- _PROMPT_: From the listing below, copy out every line where the word "Conditions" appears.
** Opening DATA FOR THIS TASK block **
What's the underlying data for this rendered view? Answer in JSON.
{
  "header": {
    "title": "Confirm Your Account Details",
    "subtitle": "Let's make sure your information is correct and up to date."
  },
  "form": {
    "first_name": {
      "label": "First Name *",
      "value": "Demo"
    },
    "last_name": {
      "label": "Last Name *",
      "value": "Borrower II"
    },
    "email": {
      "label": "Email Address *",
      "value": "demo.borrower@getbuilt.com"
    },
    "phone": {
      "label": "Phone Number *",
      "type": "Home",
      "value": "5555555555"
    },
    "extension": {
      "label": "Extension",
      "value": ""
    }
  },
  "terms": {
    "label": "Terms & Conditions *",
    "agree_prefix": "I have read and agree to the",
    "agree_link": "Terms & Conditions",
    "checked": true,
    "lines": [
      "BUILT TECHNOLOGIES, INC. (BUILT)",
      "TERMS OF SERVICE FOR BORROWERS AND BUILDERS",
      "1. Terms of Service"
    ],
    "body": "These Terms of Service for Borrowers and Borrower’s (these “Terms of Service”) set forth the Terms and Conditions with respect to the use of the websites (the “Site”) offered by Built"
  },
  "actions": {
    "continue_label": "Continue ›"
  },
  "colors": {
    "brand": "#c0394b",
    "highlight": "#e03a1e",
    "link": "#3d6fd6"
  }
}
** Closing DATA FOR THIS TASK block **
- _SOLUTION BELOW_:
    "label": "Terms & Conditions *",
    "agree_link": "Terms & Conditions",
    "body": "These Terms of Service for Borrowers and Borrower’s (these “Terms of Service”) set forth the Terms and Conditions with respect to the use of the websites (the “Site”) offered by Built"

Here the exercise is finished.